Updates

A recent study of over one million people who were screened for drug and alcohol use disorders over a five-year period reviewed the effectiveness of SBIRT (Screening, Brief Intervention and Referral to Treatment) in a variety of medical and community settings.

SBIRT is a tool that allows primary care providers to identify patients with drug and alcohol abuse disorders and connect them with treatment services.  SBIRT enables health care professionals to talk to patients about substance use during routine medical visits and has been shown to be especially effective in the early stages of problem drinking and drug use. Doctors can use standardized screening tools to identify those at risk, engage in brief interventions and, when necessary, refer patients to additional treatment options.

The study, funded by the Substance Abuse and Mental Health Services Administration (SAMHSA) and published in the journal Addiction, found the following:

  • SBIRT implementation was facilitated by committed leadership and the use of substance use specialists, rather than medical generalists, to deliver services.
  • Greater intervention intensity was associated with larger decreases in substance use.
  • Both brief intervention and brief treatment were associated with positive outcomes, but brief intervention was more cost-effective for most substances.
  • Brief Intervention (BI) was shown to be primarily effective with alcohol abusers, and Brief Treatment (BT), which provides a more intensive level of care than BI, had a greater impact in reducing the frequency of illicit drug use.
  • Regarding economic efficiency, BI was more cost-effective than BT.
  • Flexibility is key: The authors attribute the large reach of the SBIRT programs in part to the variety of implementations available and the adaptability of program design.

The authors also discuss insurance reimbursement, the sustainability of SBIRT and affordability of services. They note differences in cost effectiveness in high patient flow versus low patient flow facilities, indicating that high volume venues are most cost effective and are sites where most patients are likely to receive care in the future. Additionally, high volume settings allow practitioners to reach patients with a wide variety of co-occurring physical and mental health issues.

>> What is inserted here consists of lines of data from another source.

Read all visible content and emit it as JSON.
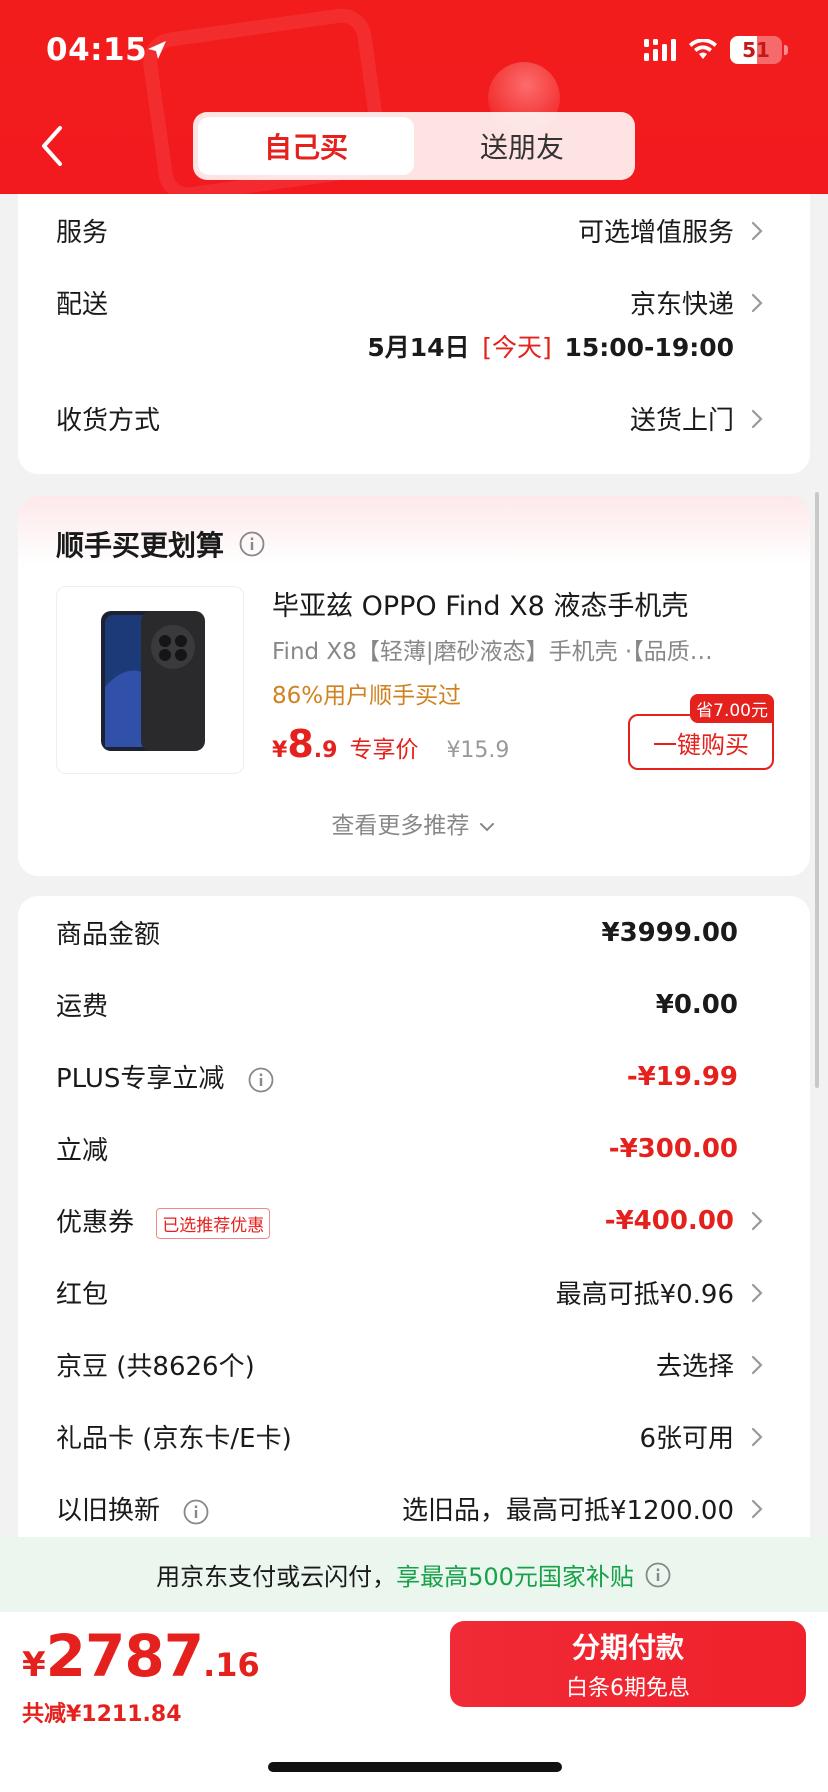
{
  "status_bar": {
    "time": "04:15",
    "battery": "51"
  },
  "header": {
    "tabs": [
      {
        "label": "自己买",
        "active": true
      },
      {
        "label": "送朋友",
        "active": false
      }
    ]
  },
  "delivery_card": {
    "service_label": "服务",
    "service_value": "可选增值服务",
    "shipping_label": "配送",
    "shipping_value": "京东快递",
    "shipping_date": "5月14日",
    "shipping_today": "[今天]",
    "shipping_window": "15:00-19:00",
    "receive_label": "收货方式",
    "receive_value": "送货上门"
  },
  "recommend": {
    "title": "顺手买更划算",
    "product_name": "毕亚兹 OPPO Find X8 液态手机壳",
    "product_sub": "Find X8【轻薄|磨砂液态】手机壳 ·【品质…",
    "hint": "86%用户顺手买过",
    "price_symbol": "¥",
    "price_int": "8",
    "price_dec": ".9",
    "price_tag": "专享价",
    "orig_price": "¥15.9",
    "save_badge": "省7.00元",
    "buy_label": "一键购买",
    "more_label": "查看更多推荐"
  },
  "summary": {
    "rows": [
      {
        "label": "商品金额",
        "value": "¥3999.00"
      },
      {
        "label": "运费",
        "value": "¥0.00"
      },
      {
        "label": "PLUS专享立减",
        "value": "-¥19.99"
      },
      {
        "label": "立减",
        "value": "-¥300.00"
      },
      {
        "label": "优惠券",
        "tag": "已选推荐优惠",
        "value": "-¥400.00"
      },
      {
        "label": "红包",
        "value": "最高可抵¥0.96"
      },
      {
        "label": "京豆 (共8626个)",
        "value": "去选择"
      },
      {
        "label": "礼品卡 (京东卡/E卡)",
        "value": "6张可用"
      },
      {
        "label": "以旧换新",
        "value": "选旧品，最高可抵¥1200.00"
      }
    ]
  },
  "subsidy": {
    "prefix": "用京东支付或云闪付，",
    "highlight": "享最高500元国家补贴"
  },
  "bottom_bar": {
    "price_symbol": "¥",
    "price_int": "2787",
    "price_dec": ".16",
    "saved": "共减¥1211.84",
    "pay_title": "分期付款",
    "pay_sub": "白条6期免息"
  },
  "colors": {
    "brand_red": "#e4211c",
    "header_red": "#f21c1c",
    "subsidy_green": "#18a149"
  }
}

The authors conclude, “Treatment services for substance use problems are typically fragmented, with both personal and societal costs and consequences. Ideally, services should be integrated with continuity of care from one type of specialized service to another, so that patients are assigned to the least intensive level of care that suits their needs. SBIRT attempted to maximize efficiency and effectiveness, and to minimize cost, by providing a wide range of services, including less intensive services, to meet the needs of individuals at each point along the substance use risk continuum.”